The breeze against his collar was light and insubstantial, close to nothing. He felt her cant away from him ever so slightly.
He’d had no hope of her. Still, her silence was a resounding refutation of his every dream.
“There we are,” he said, pulling away from her and offering her his arm, polite and gentlemanly once again. “Then I shall settle for making you happier.”
Elaine was never quite sure how she made her way home. Her mother’s happiness burbled over in the carriage, but Elaine barely felt capable of containing the beat of her own heart.
She watched the Mayfair houses roll past, one dark shadow passing after another.
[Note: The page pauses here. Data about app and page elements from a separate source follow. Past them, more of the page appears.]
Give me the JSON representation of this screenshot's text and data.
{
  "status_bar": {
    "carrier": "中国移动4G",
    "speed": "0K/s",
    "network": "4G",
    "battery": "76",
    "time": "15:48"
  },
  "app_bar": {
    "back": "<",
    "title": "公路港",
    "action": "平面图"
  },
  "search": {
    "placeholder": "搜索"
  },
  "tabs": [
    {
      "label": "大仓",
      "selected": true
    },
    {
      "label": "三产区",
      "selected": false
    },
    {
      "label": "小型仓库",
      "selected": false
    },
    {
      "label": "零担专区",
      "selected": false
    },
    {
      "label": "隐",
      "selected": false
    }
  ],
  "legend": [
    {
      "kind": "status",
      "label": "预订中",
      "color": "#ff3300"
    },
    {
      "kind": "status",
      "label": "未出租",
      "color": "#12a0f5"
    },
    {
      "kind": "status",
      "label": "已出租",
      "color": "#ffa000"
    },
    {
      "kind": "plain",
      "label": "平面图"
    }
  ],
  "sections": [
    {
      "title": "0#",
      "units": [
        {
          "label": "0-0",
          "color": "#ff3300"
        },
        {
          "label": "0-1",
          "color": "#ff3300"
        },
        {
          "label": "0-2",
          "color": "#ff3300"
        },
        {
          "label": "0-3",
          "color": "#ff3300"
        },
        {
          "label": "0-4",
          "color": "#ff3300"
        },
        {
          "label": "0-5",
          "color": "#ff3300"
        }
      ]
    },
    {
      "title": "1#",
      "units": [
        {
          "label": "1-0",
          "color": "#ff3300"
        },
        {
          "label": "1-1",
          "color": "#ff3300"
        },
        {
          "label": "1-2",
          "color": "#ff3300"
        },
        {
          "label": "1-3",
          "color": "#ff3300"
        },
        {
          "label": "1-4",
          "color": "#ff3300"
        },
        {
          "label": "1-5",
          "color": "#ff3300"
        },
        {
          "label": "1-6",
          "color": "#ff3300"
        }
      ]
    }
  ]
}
They went by Westfeld’s house along the way, a few short streets from her own home. The front windows were alight, and she could imagine him arriving home to his butler and his servants and…and was there anyone else? His mother stayed in the country; he had neither brothers nor sisters. And at this moment, with the memory of his lips still burning against hers, she was all too aware that he was not married. She could see the savage edge of his smile. I am not going to pretend that I want you for anything other than mine.
Her hand rose and curled at her throat.
Was that what she had made him do? Pretend?
The carriage jolted to a halt in front of her own home. Once she was safely ensconced in her room, the evening ritual required none of her attention. She was washed and undressed. Her hair was combed and then braided. But when she tried to sleep she felt his mouth on hers. The sheets against her skin brought to mind the strong band of his arms around her, the tightly-controlled tension of his muscles. And when she shut her eyes, she could see his eyes boring into hers.
He loved her. He loved her still.
Sleep eluding her, Elaine pushed out of her bed and threw her window open to the night air. The wind against her shoulders was as cruel as a cold exhalation.
She could look into his eyes forever. She tingled when he was near. She had stopped scoffing in disbelief at his pronouncements months before. Instead, when he’d told her all would be well, she had wanted to believe him.
His kiss had been as soft as breath itself, and nearly as vital. When had that happened? When had he begun to light a room by entering it? When had she begun to look for him when she first arrived at a party? When had she started to think of him first when she heard something amusing?
Over these last months, she’d altered, too. She no longer held back, hiding her head in the sand like some stupid creature. If she had hated him for what he’d made her into all those years before, she had come to love herself. Whatever resentment she’d harbored had blown away.
> He loved her, and it hurt him.
He was close, so close. She could trace the route to his bed down streets lit by dim gas lamps. As she leaned out her window into the chill, the row of three-story houses vanished into the murky night before she could identify his. Ten years ago he’d hurt her. But today…
Elaine took a deep breath of cold air and held it in her lungs, held it until her chest stung.
He’d told her he could move the world, if only he had a lever long enough. Of course there was no need for him to identify a place on which to rest it. Over the last months, he had become her fulcrum: an immovable bulwark in which she could repose all her trust. He loved her.
She loved him back.
The realization folded over her, silent as the city street beneath her window. Two streets down. A mere handful of houses.
She could wait until she saw him next. She might signal her change of heart to him through any number of methods—fans, touches, even a whisper in his ear when next they were together. But no. All of that felt wrong.
She thought of him alone tonight with his bitter, savage smile. They had caused each other quite enough pain for a lifetime. If she was to make him happy, she wanted to start now.
Elaine took a deep breath, closed her window, and then rang the bell for her maid.
Sleep eluded Evan.